TASK BRIEF: Once you have read the entries, copy all of them exactly.

[Stored dataset items]
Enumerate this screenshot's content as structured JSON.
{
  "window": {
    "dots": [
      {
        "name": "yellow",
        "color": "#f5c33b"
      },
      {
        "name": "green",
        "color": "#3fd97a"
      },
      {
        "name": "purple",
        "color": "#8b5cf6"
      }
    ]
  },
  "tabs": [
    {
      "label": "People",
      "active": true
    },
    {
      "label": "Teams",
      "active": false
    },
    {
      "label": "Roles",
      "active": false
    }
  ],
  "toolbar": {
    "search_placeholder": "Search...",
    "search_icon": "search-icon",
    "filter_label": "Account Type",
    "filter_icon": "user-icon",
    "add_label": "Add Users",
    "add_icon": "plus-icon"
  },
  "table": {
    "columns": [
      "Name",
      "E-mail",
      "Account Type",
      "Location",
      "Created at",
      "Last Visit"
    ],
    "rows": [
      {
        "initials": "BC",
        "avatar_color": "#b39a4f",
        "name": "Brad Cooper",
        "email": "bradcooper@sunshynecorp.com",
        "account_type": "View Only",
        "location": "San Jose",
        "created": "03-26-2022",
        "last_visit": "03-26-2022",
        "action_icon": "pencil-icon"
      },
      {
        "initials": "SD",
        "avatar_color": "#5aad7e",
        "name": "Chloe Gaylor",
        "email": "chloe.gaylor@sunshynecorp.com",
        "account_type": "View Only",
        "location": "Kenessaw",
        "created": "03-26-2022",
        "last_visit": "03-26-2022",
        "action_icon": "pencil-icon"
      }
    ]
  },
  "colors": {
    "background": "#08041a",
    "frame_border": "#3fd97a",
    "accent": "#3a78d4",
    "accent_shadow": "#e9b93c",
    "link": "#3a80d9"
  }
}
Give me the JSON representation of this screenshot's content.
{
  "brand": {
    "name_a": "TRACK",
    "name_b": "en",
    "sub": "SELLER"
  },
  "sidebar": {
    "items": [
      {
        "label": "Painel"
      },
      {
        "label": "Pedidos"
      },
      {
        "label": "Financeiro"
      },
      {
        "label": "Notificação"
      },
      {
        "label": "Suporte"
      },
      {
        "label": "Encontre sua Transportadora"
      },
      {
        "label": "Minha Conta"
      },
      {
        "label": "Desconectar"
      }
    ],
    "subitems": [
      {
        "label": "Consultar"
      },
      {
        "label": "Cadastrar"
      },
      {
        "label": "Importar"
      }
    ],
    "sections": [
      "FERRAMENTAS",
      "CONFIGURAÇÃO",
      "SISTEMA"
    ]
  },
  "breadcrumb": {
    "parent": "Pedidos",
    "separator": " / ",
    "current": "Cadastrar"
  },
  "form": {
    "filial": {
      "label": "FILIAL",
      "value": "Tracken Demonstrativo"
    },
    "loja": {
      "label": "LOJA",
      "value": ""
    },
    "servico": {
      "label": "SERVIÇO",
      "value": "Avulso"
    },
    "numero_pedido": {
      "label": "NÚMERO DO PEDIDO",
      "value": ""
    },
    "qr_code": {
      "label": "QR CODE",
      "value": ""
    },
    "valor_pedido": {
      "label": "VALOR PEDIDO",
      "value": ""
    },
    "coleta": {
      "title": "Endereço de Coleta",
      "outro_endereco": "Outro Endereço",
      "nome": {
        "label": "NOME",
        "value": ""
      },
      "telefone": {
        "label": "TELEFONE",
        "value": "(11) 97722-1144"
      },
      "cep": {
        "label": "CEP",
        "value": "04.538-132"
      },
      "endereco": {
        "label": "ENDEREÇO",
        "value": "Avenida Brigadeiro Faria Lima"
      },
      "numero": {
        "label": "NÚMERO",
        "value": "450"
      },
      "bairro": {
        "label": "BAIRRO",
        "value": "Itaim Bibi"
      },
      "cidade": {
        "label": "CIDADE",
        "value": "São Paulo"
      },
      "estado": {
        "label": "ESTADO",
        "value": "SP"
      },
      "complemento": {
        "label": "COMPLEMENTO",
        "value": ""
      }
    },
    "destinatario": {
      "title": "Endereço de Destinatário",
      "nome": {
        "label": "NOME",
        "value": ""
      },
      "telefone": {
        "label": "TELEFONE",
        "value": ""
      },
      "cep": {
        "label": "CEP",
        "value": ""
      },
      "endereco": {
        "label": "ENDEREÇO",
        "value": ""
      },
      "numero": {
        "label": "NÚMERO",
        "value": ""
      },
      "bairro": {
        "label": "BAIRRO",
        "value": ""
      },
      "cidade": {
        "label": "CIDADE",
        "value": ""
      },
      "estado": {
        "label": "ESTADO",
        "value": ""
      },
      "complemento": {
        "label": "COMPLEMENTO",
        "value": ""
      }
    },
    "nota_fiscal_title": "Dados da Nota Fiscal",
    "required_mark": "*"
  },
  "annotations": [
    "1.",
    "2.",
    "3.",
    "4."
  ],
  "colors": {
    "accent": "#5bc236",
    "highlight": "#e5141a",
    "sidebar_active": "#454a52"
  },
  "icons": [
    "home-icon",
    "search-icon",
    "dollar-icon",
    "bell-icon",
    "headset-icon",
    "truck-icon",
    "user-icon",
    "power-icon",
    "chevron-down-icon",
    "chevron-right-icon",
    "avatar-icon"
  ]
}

RESULT BELOW:
Enumerate this screenshot's content as structured JSON.
{
  "window": {
    "dots": [
      {
        "name": "yellow",
        "color": "#f5c33b"
      },
      {
        "name": "green",
        "color": "#3fd97a"
      },
      {
        "name": "purple",
        "color": "#8b5cf6"
      }
    ]
  },
  "tabs": [
    {
      "label": "People",
      "active": true
    },
    {
      "label": "Teams",
      "active": false
    },
    {
      "label": "Roles",
      "active": false
    }
  ],
  "toolbar": {
    "search_placeholder": "Search...",
    "search_icon": "search-icon",
    "filter_label": "Account Type",
    "filter_icon": "user-icon",
    "add_label": "Add Users",
    "add_icon": "plus-icon"
  },
  "table": {
    "columns": [
      "Name",
      "E-mail",
      "Account Type",
      "Location",
      "Created at",
      "Last Visit"
    ],
    "rows": [
      {
        "initials": "BC",
        "avatar_color": "#b39a4f",
        "name": "Brad Cooper",
        "email": "bradcooper@sunshynecorp.com",
        "account_type": "View Only",
        "location": "San Jose",
        "created": "03-26-2022",
        "last_visit": "03-26-2022",
        "action_icon": "pencil-icon"
      },
      {
        "initials": "SD",
        "avatar_color": "#5aad7e",
        "name": "Chloe Gaylor",
        "email": "chloe.gaylor@sunshynecorp.com",
        "account_type": "View Only",
        "location": "Kenessaw",
        "created": "03-26-2022",
        "last_visit": "03-26-2022",
        "action_icon": "pencil-icon"
      }
    ]
  },
  "colors": {
    "background": "#08041a",
    "frame_border": "#3fd97a",
    "accent": "#3a78d4",
    "accent_shadow": "#e9b93c",
    "link": "#3a80d9"
  }
}
Give me the JSON representation of this screenshot's content.
{
  "brand": {
    "name_a": "TRACK",
    "name_b": "en",
    "sub": "SELLER"
  },
  "sidebar": {
    "items": [
      {
        "label": "Painel"
      },
      {
        "label": "Pedidos"
      },
      {
        "label": "Financeiro"
      },
      {
        "label": "Notificação"
      },
      {
        "label": "Suporte"
      },
      {
        "label": "Encontre sua Transportadora"
      },
      {
        "label": "Minha Conta"
      },
      {
        "label": "Desconectar"
      }
    ],
    "subitems": [
      {
        "label": "Consultar"
      },
      {
        "label": "Cadastrar"
      },
      {
        "label": "Importar"
      }
    ],
    "sections": [
      "FERRAMENTAS",
      "CONFIGURAÇÃO",
      "SISTEMA"
    ]
  },
  "breadcrumb": {
    "parent": "Pedidos",
    "separator": " / ",
    "current": "Cadastrar"
  },
  "form": {
    "filial": {
      "label": "FILIAL",
      "value": "Tracken Demonstrativo"
    },
    "loja": {
      "label": "LOJA",
      "value": ""
    },
    "servico": {
      "label": "SERVIÇO",
      "value": "Avulso"
    },
    "numero_pedido": {
      "label": "NÚMERO DO PEDIDO",
      "value": ""
    },
    "qr_code": {
      "label": "QR CODE",
      "value": ""
    },
    "valor_pedido": {
      "label": "VALOR PEDIDO",
      "value": ""
    },
    "coleta": {
      "title": "Endereço de Coleta",
      "outro_endereco": "Outro Endereço",
      "nome": {
        "label": "NOME",
        "value": ""
      },
      "telefone": {
        "label": "TELEFONE",
        "value": "(11) 97722-1144"
      },
      "cep": {
        "label": "CEP",
        "value": "04.538-132"
      },
      "endereco": {
        "label": "ENDEREÇO",
        "value": "Avenida Brigadeiro Faria Lima"
      },
      "numero": {
        "label": "NÚMERO",
        "value": "450"
      },
      "bairro": {
        "label": "BAIRRO",
        "value": "Itaim Bibi"
      },
      "cidade": {
        "label": "CIDADE",
        "value": "São Paulo"
      },
      "estado": {
        "label": "ESTADO",
        "value": "SP"
      },
      "complemento": {
        "label": "COMPLEMENTO",
        "value": ""
      }
    },
    "destinatario": {
      "title": "Endereço de Destinatário",
      "nome": {
        "label": "NOME",
        "value": ""
      },
      "telefone": {
        "label": "TELEFONE",
        "value": ""
      },
      "cep": {
        "label": "CEP",
        "value": ""
      },
      "endereco": {
        "label": "ENDEREÇO",
        "value": ""
      },
      "numero": {
        "label": "NÚMERO",
        "value": ""
      },
      "bairro": {
        "label": "BAIRRO",
        "value": ""
      },
      "cidade": {
        "label": "CIDADE",
        "value": ""
      },
      "estado": {
        "label": "ESTADO",
        "value": ""
      },
      "complemento": {
        "label": "COMPLEMENTO",
        "value": ""
      }
    },
    "nota_fiscal_title": "Dados da Nota Fiscal",
    "required_mark": "*"
  },
  "annotations": [
    "1.",
    "2.",
    "3.",
    "4."
  ],
  "colors": {
    "accent": "#5bc236",
    "highlight": "#e5141a",
    "sidebar_active": "#454a52"
  },
  "icons": [
    "home-icon",
    "search-icon",
    "dollar-icon",
    "bell-icon",
    "headset-icon",
    "truck-icon",
    "user-icon",
    "power-icon",
    "chevron-down-icon",
    "chevron-right-icon",
    "avatar-icon"
  ]
}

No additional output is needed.